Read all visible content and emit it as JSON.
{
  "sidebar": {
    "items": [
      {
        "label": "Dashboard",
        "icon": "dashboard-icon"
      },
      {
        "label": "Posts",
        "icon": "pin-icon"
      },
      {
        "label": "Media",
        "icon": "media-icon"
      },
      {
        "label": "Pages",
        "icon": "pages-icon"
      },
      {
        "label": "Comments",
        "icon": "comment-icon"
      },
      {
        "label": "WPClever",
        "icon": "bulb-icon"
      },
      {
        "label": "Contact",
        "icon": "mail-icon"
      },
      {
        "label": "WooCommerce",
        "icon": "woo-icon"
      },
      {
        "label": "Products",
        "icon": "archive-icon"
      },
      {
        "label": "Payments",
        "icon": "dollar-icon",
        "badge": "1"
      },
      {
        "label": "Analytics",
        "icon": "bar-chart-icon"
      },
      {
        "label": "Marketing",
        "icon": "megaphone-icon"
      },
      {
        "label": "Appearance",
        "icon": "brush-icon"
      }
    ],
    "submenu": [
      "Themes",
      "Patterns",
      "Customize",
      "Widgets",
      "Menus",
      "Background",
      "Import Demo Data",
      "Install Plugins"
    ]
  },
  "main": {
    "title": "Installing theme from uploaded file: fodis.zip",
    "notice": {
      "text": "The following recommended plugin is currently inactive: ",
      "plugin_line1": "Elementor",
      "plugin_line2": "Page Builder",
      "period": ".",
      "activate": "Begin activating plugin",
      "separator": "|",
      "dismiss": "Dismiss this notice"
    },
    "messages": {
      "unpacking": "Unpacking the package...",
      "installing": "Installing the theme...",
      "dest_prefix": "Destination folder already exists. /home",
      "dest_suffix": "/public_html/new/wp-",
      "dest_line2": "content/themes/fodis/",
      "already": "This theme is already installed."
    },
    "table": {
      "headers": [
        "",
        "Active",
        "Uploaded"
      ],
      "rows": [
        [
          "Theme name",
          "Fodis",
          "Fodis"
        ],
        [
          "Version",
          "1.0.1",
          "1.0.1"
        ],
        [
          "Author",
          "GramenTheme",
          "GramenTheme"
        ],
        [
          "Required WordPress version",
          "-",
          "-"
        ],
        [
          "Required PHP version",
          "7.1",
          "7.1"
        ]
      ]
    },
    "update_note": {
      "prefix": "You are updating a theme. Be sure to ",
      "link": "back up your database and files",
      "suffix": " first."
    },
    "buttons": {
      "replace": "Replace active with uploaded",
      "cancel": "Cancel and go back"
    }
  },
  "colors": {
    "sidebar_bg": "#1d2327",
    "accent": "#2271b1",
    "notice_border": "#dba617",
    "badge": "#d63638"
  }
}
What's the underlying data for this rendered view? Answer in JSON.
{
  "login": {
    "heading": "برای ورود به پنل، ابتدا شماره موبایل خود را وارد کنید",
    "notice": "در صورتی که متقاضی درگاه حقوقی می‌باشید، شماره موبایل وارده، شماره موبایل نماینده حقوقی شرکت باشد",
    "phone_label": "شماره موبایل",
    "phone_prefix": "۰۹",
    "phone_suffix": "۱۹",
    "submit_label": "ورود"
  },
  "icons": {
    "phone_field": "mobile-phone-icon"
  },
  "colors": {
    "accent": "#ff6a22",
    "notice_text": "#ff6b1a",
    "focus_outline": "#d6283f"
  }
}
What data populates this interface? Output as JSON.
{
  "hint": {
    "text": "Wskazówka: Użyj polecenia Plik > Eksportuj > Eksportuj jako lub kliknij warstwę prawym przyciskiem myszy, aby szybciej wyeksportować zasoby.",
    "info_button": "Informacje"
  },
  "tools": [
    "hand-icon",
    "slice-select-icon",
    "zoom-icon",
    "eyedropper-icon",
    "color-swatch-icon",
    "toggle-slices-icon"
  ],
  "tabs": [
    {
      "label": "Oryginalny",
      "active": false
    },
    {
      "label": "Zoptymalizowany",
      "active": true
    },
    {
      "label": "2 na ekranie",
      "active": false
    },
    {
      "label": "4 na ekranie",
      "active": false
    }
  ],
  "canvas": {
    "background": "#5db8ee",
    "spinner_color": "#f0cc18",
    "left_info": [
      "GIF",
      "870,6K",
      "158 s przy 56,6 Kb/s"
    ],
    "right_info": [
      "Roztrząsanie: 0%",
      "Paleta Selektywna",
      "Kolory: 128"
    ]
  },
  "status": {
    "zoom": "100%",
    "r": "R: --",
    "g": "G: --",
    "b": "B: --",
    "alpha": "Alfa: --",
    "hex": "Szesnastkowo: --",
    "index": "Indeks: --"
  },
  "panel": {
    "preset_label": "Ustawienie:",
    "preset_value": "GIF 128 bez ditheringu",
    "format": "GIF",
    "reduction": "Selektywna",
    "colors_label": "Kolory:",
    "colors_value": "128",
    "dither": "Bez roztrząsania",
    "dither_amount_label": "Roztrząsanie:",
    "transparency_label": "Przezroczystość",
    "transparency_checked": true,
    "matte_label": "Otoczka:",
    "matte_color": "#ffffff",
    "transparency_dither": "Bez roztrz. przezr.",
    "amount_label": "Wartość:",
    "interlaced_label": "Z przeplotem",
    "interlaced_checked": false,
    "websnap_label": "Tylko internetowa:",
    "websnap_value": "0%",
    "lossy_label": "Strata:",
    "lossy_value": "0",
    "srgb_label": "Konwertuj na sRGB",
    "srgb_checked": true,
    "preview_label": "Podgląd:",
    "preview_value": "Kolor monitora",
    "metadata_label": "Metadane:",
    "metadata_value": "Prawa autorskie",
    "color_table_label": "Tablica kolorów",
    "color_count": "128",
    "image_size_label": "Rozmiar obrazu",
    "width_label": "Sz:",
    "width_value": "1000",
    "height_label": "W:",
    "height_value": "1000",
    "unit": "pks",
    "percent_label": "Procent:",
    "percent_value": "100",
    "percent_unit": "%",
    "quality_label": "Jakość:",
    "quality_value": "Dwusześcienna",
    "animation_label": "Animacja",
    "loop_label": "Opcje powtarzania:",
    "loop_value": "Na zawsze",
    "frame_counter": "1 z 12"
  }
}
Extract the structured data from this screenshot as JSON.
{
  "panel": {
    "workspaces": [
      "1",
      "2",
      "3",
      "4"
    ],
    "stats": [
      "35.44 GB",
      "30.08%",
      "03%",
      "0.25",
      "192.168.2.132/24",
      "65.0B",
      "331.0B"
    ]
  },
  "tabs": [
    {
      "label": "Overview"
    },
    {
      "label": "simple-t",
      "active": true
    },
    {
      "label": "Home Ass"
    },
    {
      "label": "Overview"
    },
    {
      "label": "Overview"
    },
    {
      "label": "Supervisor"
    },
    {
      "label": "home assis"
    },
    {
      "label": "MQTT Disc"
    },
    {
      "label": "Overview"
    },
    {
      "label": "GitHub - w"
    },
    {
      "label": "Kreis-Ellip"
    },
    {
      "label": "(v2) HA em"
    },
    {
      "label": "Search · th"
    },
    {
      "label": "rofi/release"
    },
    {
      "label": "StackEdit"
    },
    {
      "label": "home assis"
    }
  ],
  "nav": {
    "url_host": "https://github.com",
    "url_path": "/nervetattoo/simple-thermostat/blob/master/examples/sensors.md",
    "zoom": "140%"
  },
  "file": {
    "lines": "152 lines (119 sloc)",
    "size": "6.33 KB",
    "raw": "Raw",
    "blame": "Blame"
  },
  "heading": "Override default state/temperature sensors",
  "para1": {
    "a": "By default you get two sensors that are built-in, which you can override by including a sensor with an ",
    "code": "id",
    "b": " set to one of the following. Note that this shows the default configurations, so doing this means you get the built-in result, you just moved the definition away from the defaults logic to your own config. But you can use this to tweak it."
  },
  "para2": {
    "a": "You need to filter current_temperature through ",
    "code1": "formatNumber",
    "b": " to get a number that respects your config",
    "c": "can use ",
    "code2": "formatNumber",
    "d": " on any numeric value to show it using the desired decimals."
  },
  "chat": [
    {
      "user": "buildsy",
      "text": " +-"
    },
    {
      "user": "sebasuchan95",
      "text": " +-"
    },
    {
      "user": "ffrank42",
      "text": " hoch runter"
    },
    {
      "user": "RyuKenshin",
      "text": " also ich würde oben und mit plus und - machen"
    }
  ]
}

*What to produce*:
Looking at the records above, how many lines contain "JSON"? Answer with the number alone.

*Response area*:
4